Exercise prompt
Your copy of the lines below must match them exactly and contain no images.

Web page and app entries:
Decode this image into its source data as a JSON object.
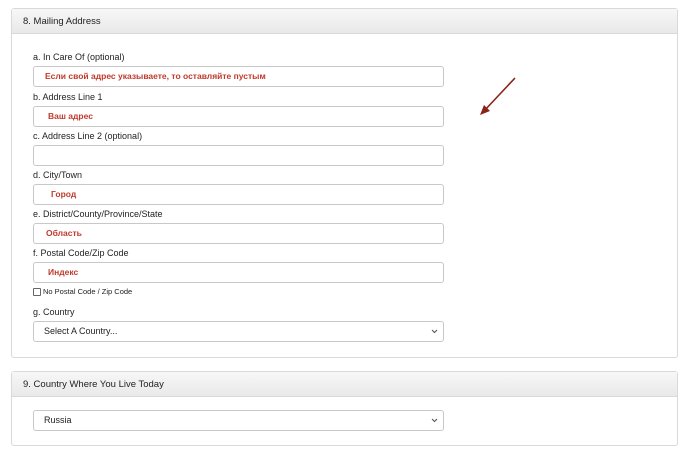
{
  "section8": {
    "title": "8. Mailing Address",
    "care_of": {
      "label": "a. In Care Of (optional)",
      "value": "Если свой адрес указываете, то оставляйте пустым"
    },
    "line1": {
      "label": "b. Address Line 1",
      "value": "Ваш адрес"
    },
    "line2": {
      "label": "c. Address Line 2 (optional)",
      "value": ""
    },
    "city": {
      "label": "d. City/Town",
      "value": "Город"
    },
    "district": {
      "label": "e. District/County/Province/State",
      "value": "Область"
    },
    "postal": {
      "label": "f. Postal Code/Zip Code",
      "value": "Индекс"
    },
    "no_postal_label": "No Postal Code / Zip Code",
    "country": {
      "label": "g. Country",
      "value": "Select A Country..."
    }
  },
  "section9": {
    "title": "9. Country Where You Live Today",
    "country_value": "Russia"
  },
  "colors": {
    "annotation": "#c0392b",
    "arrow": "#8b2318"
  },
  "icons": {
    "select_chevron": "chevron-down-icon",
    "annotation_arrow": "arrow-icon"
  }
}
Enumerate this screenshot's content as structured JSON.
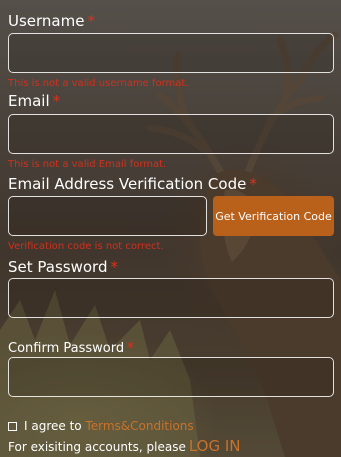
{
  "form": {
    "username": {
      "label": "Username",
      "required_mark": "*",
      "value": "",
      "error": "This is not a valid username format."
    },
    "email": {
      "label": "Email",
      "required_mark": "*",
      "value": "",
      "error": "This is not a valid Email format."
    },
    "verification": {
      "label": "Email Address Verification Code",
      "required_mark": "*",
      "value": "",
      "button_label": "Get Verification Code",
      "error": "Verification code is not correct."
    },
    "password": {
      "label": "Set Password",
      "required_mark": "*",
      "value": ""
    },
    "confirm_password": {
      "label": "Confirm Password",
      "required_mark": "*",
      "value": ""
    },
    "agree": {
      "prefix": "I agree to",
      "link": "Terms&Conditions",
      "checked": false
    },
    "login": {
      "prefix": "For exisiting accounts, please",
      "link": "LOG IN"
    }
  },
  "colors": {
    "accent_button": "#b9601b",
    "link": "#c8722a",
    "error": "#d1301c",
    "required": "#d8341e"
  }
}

Answer for this exercise
Decode this image into its source data as a JSON object.
{
  "section8": {
    "title": "8. Mailing Address",
    "care_of": {
      "label": "a. In Care Of (optional)",
      "value": "Если свой адрес указываете, то оставляйте пустым"
    },
    "line1": {
      "label": "b. Address Line 1",
      "value": "Ваш адрес"
    },
    "line2": {
      "label": "c. Address Line 2 (optional)",
      "value": ""
    },
    "city": {
      "label": "d. City/Town",
      "value": "Город"
    },
    "district": {
      "label": "e. District/County/Province/State",
      "value": "Область"
    },
    "postal": {
      "label": "f. Postal Code/Zip Code",
      "value": "Индекс"
    },
    "no_postal_label": "No Postal Code / Zip Code",
    "country": {
      "label": "g. Country",
      "value": "Select A Country..."
    }
  },
  "section9": {
    "title": "9. Country Where You Live Today",
    "country_value": "Russia"
  },
  "colors": {
    "annotation": "#c0392b",
    "arrow": "#8b2318"
  },
  "icons": {
    "select_chevron": "chevron-down-icon",
    "annotation_arrow": "arrow-icon"
  }
}
Enumerate this screenshot's content as structured JSON.
{
  "form": {
    "username": {
      "label": "Username",
      "required_mark": "*",
      "value": "",
      "error": "This is not a valid username format."
    },
    "email": {
      "label": "Email",
      "required_mark": "*",
      "value": "",
      "error": "This is not a valid Email format."
    },
    "verification": {
      "label": "Email Address Verification Code",
      "required_mark": "*",
      "value": "",
      "button_label": "Get Verification Code",
      "error": "Verification code is not correct."
    },
    "password": {
      "label": "Set Password",
      "required_mark": "*",
      "value": ""
    },
    "confirm_password": {
      "label": "Confirm Password",
      "required_mark": "*",
      "value": ""
    },
    "agree": {
      "prefix": "I agree to",
      "link": "Terms&Conditions",
      "checked": false
    },
    "login": {
      "prefix": "For exisiting accounts, please",
      "link": "LOG IN"
    }
  },
  "colors": {
    "accent_button": "#b9601b",
    "link": "#c8722a",
    "error": "#d1301c",
    "required": "#d8341e"
  }
}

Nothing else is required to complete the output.